* [Entries from a dataset of interfaces]
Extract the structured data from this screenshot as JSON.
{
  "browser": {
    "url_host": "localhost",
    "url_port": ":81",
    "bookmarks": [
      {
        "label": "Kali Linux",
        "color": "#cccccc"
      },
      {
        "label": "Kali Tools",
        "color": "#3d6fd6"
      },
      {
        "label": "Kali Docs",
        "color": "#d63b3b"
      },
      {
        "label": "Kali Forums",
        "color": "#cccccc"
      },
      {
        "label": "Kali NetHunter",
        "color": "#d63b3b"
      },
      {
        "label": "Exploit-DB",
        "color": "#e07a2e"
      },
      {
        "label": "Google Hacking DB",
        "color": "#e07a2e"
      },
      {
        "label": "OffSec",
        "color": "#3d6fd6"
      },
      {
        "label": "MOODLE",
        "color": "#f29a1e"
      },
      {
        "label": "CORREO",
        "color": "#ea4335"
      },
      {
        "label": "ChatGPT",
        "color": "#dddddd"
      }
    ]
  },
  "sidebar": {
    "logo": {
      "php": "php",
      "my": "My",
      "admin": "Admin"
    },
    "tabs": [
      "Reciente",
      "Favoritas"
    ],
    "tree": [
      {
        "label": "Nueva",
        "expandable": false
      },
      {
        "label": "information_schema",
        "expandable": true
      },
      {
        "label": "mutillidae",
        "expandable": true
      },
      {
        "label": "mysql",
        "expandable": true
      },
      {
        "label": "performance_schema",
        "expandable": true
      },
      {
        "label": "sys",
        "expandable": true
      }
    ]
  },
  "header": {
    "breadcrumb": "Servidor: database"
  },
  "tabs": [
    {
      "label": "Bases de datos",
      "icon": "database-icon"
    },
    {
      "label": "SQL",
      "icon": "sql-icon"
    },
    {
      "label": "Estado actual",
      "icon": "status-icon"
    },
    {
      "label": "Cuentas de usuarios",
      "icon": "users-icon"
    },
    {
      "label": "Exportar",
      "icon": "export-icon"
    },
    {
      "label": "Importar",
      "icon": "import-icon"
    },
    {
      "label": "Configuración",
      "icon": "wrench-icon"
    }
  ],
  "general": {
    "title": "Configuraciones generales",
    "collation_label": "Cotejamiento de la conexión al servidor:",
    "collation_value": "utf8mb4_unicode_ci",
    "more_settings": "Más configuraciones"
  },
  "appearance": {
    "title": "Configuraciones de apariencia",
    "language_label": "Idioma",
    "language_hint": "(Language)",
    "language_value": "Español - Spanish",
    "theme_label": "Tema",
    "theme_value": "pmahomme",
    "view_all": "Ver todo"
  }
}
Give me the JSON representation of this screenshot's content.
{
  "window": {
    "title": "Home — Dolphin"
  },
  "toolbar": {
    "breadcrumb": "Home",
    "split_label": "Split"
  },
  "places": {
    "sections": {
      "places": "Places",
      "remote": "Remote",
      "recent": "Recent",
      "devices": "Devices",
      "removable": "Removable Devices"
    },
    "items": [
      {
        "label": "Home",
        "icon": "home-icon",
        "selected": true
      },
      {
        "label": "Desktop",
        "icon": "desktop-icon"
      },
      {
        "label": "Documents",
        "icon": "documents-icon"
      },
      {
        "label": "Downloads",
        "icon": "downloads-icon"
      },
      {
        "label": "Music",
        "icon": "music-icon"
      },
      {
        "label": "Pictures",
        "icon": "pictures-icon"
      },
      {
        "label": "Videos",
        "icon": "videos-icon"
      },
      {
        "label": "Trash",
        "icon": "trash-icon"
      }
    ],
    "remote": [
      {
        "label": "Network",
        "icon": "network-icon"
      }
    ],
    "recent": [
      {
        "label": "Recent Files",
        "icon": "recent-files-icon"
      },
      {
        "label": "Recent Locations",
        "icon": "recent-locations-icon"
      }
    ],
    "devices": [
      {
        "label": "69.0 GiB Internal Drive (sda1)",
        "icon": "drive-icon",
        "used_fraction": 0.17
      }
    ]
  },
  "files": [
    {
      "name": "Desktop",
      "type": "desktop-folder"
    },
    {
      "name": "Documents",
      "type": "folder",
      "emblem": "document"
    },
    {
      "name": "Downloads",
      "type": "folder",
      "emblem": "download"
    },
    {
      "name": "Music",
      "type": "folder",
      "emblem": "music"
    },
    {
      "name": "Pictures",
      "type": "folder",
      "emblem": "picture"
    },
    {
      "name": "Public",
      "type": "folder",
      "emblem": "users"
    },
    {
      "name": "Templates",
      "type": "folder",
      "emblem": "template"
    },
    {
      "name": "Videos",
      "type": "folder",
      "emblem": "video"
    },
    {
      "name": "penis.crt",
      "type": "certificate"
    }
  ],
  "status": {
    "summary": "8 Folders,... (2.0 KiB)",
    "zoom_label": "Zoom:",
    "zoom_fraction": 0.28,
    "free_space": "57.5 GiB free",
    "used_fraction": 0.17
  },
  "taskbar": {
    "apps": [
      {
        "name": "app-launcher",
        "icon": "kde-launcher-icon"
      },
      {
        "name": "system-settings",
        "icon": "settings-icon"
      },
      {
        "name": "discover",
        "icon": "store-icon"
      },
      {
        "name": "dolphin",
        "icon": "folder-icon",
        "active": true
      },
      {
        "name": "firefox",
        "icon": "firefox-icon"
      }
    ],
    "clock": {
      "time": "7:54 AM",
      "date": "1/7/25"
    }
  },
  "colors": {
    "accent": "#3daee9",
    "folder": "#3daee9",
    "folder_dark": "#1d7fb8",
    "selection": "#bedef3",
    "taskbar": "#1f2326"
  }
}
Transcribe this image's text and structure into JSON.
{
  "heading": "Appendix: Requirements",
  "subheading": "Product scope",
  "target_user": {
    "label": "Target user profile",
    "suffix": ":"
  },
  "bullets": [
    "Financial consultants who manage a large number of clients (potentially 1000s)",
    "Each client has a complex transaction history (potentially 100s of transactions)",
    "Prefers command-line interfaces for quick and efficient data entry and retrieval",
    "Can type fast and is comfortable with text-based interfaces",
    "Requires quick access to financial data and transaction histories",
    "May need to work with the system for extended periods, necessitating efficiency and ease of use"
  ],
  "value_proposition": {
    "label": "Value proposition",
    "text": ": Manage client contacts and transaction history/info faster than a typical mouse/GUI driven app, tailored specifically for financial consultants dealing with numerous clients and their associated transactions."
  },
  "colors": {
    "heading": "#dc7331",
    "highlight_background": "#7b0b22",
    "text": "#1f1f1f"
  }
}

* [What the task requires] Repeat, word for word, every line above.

* [Result of the task]
Extract the structured data from this screenshot as JSON.
{
  "browser": {
    "url_host": "localhost",
    "url_port": ":81",
    "bookmarks": [
      {
        "label": "Kali Linux",
        "color": "#cccccc"
      },
      {
        "label": "Kali Tools",
        "color": "#3d6fd6"
      },
      {
        "label": "Kali Docs",
        "color": "#d63b3b"
      },
      {
        "label": "Kali Forums",
        "color": "#cccccc"
      },
      {
        "label": "Kali NetHunter",
        "color": "#d63b3b"
      },
      {
        "label": "Exploit-DB",
        "color": "#e07a2e"
      },
      {
        "label": "Google Hacking DB",
        "color": "#e07a2e"
      },
      {
        "label": "OffSec",
        "color": "#3d6fd6"
      },
      {
        "label": "MOODLE",
        "color": "#f29a1e"
      },
      {
        "label": "CORREO",
        "color": "#ea4335"
      },
      {
        "label": "ChatGPT",
        "color": "#dddddd"
      }
    ]
  },
  "sidebar": {
    "logo": {
      "php": "php",
      "my": "My",
      "admin": "Admin"
    },
    "tabs": [
      "Reciente",
      "Favoritas"
    ],
    "tree": [
      {
        "label": "Nueva",
        "expandable": false
      },
      {
        "label": "information_schema",
        "expandable": true
      },
      {
        "label": "mutillidae",
        "expandable": true
      },
      {
        "label": "mysql",
        "expandable": true
      },
      {
        "label": "performance_schema",
        "expandable": true
      },
      {
        "label": "sys",
        "expandable": true
      }
    ]
  },
  "header": {
    "breadcrumb": "Servidor: database"
  },
  "tabs": [
    {
      "label": "Bases de datos",
      "icon": "database-icon"
    },
    {
      "label": "SQL",
      "icon": "sql-icon"
    },
    {
      "label": "Estado actual",
      "icon": "status-icon"
    },
    {
      "label": "Cuentas de usuarios",
      "icon": "users-icon"
    },
    {
      "label": "Exportar",
      "icon": "export-icon"
    },
    {
      "label": "Importar",
      "icon": "import-icon"
    },
    {
      "label": "Configuración",
      "icon": "wrench-icon"
    }
  ],
  "general": {
    "title": "Configuraciones generales",
    "collation_label": "Cotejamiento de la conexión al servidor:",
    "collation_value": "utf8mb4_unicode_ci",
    "more_settings": "Más configuraciones"
  },
  "appearance": {
    "title": "Configuraciones de apariencia",
    "language_label": "Idioma",
    "language_hint": "(Language)",
    "language_value": "Español - Spanish",
    "theme_label": "Tema",
    "theme_value": "pmahomme",
    "view_all": "Ver todo"
  }
}
Give me the JSON representation of this screenshot's content.
{
  "window": {
    "title": "Home — Dolphin"
  },
  "toolbar": {
    "breadcrumb": "Home",
    "split_label": "Split"
  },
  "places": {
    "sections": {
      "places": "Places",
      "remote": "Remote",
      "recent": "Recent",
      "devices": "Devices",
      "removable": "Removable Devices"
    },
    "items": [
      {
        "label": "Home",
        "icon": "home-icon",
        "selected": true
      },
      {
        "label": "Desktop",
        "icon": "desktop-icon"
      },
      {
        "label": "Documents",
        "icon": "documents-icon"
      },
      {
        "label": "Downloads",
        "icon": "downloads-icon"
      },
      {
        "label": "Music",
        "icon": "music-icon"
      },
      {
        "label": "Pictures",
        "icon": "pictures-icon"
      },
      {
        "label": "Videos",
        "icon": "videos-icon"
      },
      {
        "label": "Trash",
        "icon": "trash-icon"
      }
    ],
    "remote": [
      {
        "label": "Network",
        "icon": "network-icon"
      }
    ],
    "recent": [
      {
        "label": "Recent Files",
        "icon": "recent-files-icon"
      },
      {
        "label": "Recent Locations",
        "icon": "recent-locations-icon"
      }
    ],
    "devices": [
      {
        "label": "69.0 GiB Internal Drive (sda1)",
        "icon": "drive-icon",
        "used_fraction": 0.17
      }
    ]
  },
  "files": [
    {
      "name": "Desktop",
      "type": "desktop-folder"
    },
    {
      "name": "Documents",
      "type": "folder",
      "emblem": "document"
    },
    {
      "name": "Downloads",
      "type": "folder",
      "emblem": "download"
    },
    {
      "name": "Music",
      "type": "folder",
      "emblem": "music"
    },
    {
      "name": "Pictures",
      "type": "folder",
      "emblem": "picture"
    },
    {
      "name": "Public",
      "type": "folder",
      "emblem": "users"
    },
    {
      "name": "Templates",
      "type": "folder",
      "emblem": "template"
    },
    {
      "name": "Videos",
      "type": "folder",
      "emblem": "video"
    },
    {
      "name": "penis.crt",
      "type": "certificate"
    }
  ],
  "status": {
    "summary": "8 Folders,... (2.0 KiB)",
    "zoom_label": "Zoom:",
    "zoom_fraction": 0.28,
    "free_space": "57.5 GiB free",
    "used_fraction": 0.17
  },
  "taskbar": {
    "apps": [
      {
        "name": "app-launcher",
        "icon": "kde-launcher-icon"
      },
      {
        "name": "system-settings",
        "icon": "settings-icon"
      },
      {
        "name": "discover",
        "icon": "store-icon"
      },
      {
        "name": "dolphin",
        "icon": "folder-icon",
        "active": true
      },
      {
        "name": "firefox",
        "icon": "firefox-icon"
      }
    ],
    "clock": {
      "time": "7:54 AM",
      "date": "1/7/25"
    }
  },
  "colors": {
    "accent": "#3daee9",
    "folder": "#3daee9",
    "folder_dark": "#1d7fb8",
    "selection": "#bedef3",
    "taskbar": "#1f2326"
  }
}
Transcribe this image's text and structure into JSON.
{
  "heading": "Appendix: Requirements",
  "subheading": "Product scope",
  "target_user": {
    "label": "Target user profile",
    "suffix": ":"
  },
  "bullets": [
    "Financial consultants who manage a large number of clients (potentially 1000s)",
    "Each client has a complex transaction history (potentially 100s of transactions)",
    "Prefers command-line interfaces for quick and efficient data entry and retrieval",
    "Can type fast and is comfortable with text-based interfaces",
    "Requires quick access to financial data and transaction histories",
    "May need to work with the system for extended periods, necessitating efficiency and ease of use"
  ],
  "value_proposition": {
    "label": "Value proposition",
    "text": ": Manage client contacts and transaction history/info faster than a typical mouse/GUI driven app, tailored specifically for financial consultants dealing with numerous clients and their associated transactions."
  },
  "colors": {
    "heading": "#dc7331",
    "highlight_background": "#7b0b22",
    "text": "#1f1f1f"
  }
}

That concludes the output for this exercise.